What the exercise asks:
Output all of the entries exactly as written.

Interface dataset entries:
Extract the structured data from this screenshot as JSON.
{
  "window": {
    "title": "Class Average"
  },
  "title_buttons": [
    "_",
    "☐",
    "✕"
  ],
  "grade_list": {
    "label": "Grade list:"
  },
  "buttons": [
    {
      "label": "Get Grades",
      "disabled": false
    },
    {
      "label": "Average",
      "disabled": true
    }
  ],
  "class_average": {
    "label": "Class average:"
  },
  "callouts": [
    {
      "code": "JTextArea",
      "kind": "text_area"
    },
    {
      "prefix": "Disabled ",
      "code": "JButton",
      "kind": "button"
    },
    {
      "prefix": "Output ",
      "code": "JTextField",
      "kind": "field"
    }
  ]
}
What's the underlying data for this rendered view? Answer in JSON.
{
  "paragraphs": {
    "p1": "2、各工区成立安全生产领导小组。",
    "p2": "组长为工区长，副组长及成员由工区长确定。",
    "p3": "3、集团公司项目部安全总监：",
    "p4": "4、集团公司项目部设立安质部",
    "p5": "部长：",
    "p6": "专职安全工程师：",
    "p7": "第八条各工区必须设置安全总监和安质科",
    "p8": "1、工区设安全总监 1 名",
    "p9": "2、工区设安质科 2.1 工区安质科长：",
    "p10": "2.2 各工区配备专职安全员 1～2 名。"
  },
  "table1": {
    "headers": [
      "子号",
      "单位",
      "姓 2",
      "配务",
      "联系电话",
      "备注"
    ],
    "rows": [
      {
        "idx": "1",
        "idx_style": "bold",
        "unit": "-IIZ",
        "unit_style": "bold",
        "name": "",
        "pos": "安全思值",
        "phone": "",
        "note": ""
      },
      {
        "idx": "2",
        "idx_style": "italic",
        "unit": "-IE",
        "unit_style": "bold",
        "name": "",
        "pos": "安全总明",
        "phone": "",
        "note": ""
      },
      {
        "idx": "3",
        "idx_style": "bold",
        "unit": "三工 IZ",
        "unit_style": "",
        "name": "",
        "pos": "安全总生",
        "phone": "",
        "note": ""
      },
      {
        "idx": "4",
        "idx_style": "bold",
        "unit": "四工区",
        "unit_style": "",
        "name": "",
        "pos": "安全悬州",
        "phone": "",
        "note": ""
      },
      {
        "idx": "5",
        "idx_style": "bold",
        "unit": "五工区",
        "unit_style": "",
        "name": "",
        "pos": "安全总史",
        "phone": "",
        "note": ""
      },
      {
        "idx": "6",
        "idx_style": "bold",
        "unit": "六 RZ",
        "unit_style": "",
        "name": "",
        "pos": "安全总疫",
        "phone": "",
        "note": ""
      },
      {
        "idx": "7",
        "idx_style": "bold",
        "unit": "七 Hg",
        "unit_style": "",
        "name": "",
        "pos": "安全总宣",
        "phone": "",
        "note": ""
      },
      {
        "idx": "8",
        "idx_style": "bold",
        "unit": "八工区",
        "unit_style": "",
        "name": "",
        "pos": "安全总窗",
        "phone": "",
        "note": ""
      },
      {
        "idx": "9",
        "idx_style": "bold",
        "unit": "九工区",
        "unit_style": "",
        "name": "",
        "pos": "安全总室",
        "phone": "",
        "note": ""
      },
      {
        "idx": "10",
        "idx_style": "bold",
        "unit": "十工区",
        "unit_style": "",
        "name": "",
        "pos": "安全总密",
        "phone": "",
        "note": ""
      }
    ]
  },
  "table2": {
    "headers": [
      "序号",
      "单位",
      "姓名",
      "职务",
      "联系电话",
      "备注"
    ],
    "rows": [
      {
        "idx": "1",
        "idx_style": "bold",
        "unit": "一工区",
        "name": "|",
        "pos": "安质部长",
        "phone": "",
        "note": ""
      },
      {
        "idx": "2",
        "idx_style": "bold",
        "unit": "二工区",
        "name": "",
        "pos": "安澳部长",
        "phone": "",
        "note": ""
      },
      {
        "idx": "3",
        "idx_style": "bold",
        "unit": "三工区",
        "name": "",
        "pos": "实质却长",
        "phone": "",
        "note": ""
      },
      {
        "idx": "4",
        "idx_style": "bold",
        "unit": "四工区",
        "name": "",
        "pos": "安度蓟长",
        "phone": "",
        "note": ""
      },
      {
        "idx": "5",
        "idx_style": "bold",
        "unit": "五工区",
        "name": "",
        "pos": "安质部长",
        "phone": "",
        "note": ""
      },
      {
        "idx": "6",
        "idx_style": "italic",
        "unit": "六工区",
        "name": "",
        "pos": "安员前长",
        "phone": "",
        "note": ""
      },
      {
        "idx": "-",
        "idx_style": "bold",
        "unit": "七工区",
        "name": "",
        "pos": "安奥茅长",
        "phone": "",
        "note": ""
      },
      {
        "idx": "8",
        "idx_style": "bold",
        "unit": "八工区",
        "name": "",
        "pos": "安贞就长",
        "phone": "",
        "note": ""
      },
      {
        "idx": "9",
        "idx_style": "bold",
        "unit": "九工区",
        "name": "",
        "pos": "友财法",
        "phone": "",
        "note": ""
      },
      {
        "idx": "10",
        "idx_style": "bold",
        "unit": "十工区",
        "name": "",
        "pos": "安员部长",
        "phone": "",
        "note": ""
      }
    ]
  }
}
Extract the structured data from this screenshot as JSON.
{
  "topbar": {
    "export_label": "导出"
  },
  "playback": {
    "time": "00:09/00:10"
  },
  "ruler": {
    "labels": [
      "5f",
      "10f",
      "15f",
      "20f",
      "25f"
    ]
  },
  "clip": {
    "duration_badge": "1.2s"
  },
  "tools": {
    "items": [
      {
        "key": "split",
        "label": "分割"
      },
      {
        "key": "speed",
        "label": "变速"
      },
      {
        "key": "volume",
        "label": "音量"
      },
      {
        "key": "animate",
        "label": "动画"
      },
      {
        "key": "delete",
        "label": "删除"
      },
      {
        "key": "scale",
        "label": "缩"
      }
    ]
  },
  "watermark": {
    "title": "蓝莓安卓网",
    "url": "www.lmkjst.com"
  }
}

Expected answer:
Extract the structured data from this screenshot as JSON.
{
  "window": {
    "title": "Class Average"
  },
  "title_buttons": [
    "_",
    "☐",
    "✕"
  ],
  "grade_list": {
    "label": "Grade list:"
  },
  "buttons": [
    {
      "label": "Get Grades",
      "disabled": false
    },
    {
      "label": "Average",
      "disabled": true
    }
  ],
  "class_average": {
    "label": "Class average:"
  },
  "callouts": [
    {
      "code": "JTextArea",
      "kind": "text_area"
    },
    {
      "prefix": "Disabled ",
      "code": "JButton",
      "kind": "button"
    },
    {
      "prefix": "Output ",
      "code": "JTextField",
      "kind": "field"
    }
  ]
}
What's the underlying data for this rendered view? Answer in JSON.
{
  "paragraphs": {
    "p1": "2、各工区成立安全生产领导小组。",
    "p2": "组长为工区长，副组长及成员由工区长确定。",
    "p3": "3、集团公司项目部安全总监：",
    "p4": "4、集团公司项目部设立安质部",
    "p5": "部长：",
    "p6": "专职安全工程师：",
    "p7": "第八条各工区必须设置安全总监和安质科",
    "p8": "1、工区设安全总监 1 名",
    "p9": "2、工区设安质科 2.1 工区安质科长：",
    "p10": "2.2 各工区配备专职安全员 1～2 名。"
  },
  "table1": {
    "headers": [
      "子号",
      "单位",
      "姓 2",
      "配务",
      "联系电话",
      "备注"
    ],
    "rows": [
      {
        "idx": "1",
        "idx_style": "bold",
        "unit": "-IIZ",
        "unit_style": "bold",
        "name": "",
        "pos": "安全思值",
        "phone": "",
        "note": ""
      },
      {
        "idx": "2",
        "idx_style": "italic",
        "unit": "-IE",
        "unit_style": "bold",
        "name": "",
        "pos": "安全总明",
        "phone": "",
        "note": ""
      },
      {
        "idx": "3",
        "idx_style": "bold",
        "unit": "三工 IZ",
        "unit_style": "",
        "name": "",
        "pos": "安全总生",
        "phone": "",
        "note": ""
      },
      {
        "idx": "4",
        "idx_style": "bold",
        "unit": "四工区",
        "unit_style": "",
        "name": "",
        "pos": "安全悬州",
        "phone": "",
        "note": ""
      },
      {
        "idx": "5",
        "idx_style": "bold",
        "unit": "五工区",
        "unit_style": "",
        "name": "",
        "pos": "安全总史",
        "phone": "",
        "note": ""
      },
      {
        "idx": "6",
        "idx_style": "bold",
        "unit": "六 RZ",
        "unit_style": "",
        "name": "",
        "pos": "安全总疫",
        "phone": "",
        "note": ""
      },
      {
        "idx": "7",
        "idx_style": "bold",
        "unit": "七 Hg",
        "unit_style": "",
        "name": "",
        "pos": "安全总宣",
        "phone": "",
        "note": ""
      },
      {
        "idx": "8",
        "idx_style": "bold",
        "unit": "八工区",
        "unit_style": "",
        "name": "",
        "pos": "安全总窗",
        "phone": "",
        "note": ""
      },
      {
        "idx": "9",
        "idx_style": "bold",
        "unit": "九工区",
        "unit_style": "",
        "name": "",
        "pos": "安全总室",
        "phone": "",
        "note": ""
      },
      {
        "idx": "10",
        "idx_style": "bold",
        "unit": "十工区",
        "unit_style": "",
        "name": "",
        "pos": "安全总密",
        "phone": "",
        "note": ""
      }
    ]
  },
  "table2": {
    "headers": [
      "序号",
      "单位",
      "姓名",
      "职务",
      "联系电话",
      "备注"
    ],
    "rows": [
      {
        "idx": "1",
        "idx_style": "bold",
        "unit": "一工区",
        "name": "|",
        "pos": "安质部长",
        "phone": "",
        "note": ""
      },
      {
        "idx": "2",
        "idx_style": "bold",
        "unit": "二工区",
        "name": "",
        "pos": "安澳部长",
        "phone": "",
        "note": ""
      },
      {
        "idx": "3",
        "idx_style": "bold",
        "unit": "三工区",
        "name": "",
        "pos": "实质却长",
        "phone": "",
        "note": ""
      },
      {
        "idx": "4",
        "idx_style": "bold",
        "unit": "四工区",
        "name": "",
        "pos": "安度蓟长",
        "phone": "",
        "note": ""
      },
      {
        "idx": "5",
        "idx_style": "bold",
        "unit": "五工区",
        "name": "",
        "pos": "安质部长",
        "phone": "",
        "note": ""
      },
      {
        "idx": "6",
        "idx_style": "italic",
        "unit": "六工区",
        "name": "",
        "pos": "安员前长",
        "phone": "",
        "note": ""
      },
      {
        "idx": "-",
        "idx_style": "bold",
        "unit": "七工区",
        "name": "",
        "pos": "安奥茅长",
        "phone": "",
        "note": ""
      },
      {
        "idx": "8",
        "idx_style": "bold",
        "unit": "八工区",
        "name": "",
        "pos": "安贞就长",
        "phone": "",
        "note": ""
      },
      {
        "idx": "9",
        "idx_style": "bold",
        "unit": "九工区",
        "name": "",
        "pos": "友财法",
        "phone": "",
        "note": ""
      },
      {
        "idx": "10",
        "idx_style": "bold",
        "unit": "十工区",
        "name": "",
        "pos": "安员部长",
        "phone": "",
        "note": ""
      }
    ]
  }
}
Extract the structured data from this screenshot as JSON.
{
  "topbar": {
    "export_label": "导出"
  },
  "playback": {
    "time": "00:09/00:10"
  },
  "ruler": {
    "labels": [
      "5f",
      "10f",
      "15f",
      "20f",
      "25f"
    ]
  },
  "clip": {
    "duration_badge": "1.2s"
  },
  "tools": {
    "items": [
      {
        "key": "split",
        "label": "分割"
      },
      {
        "key": "speed",
        "label": "变速"
      },
      {
        "key": "volume",
        "label": "音量"
      },
      {
        "key": "animate",
        "label": "动画"
      },
      {
        "key": "delete",
        "label": "删除"
      },
      {
        "key": "scale",
        "label": "缩"
      }
    ]
  },
  "watermark": {
    "title": "蓝莓安卓网",
    "url": "www.lmkjst.com"
  }
}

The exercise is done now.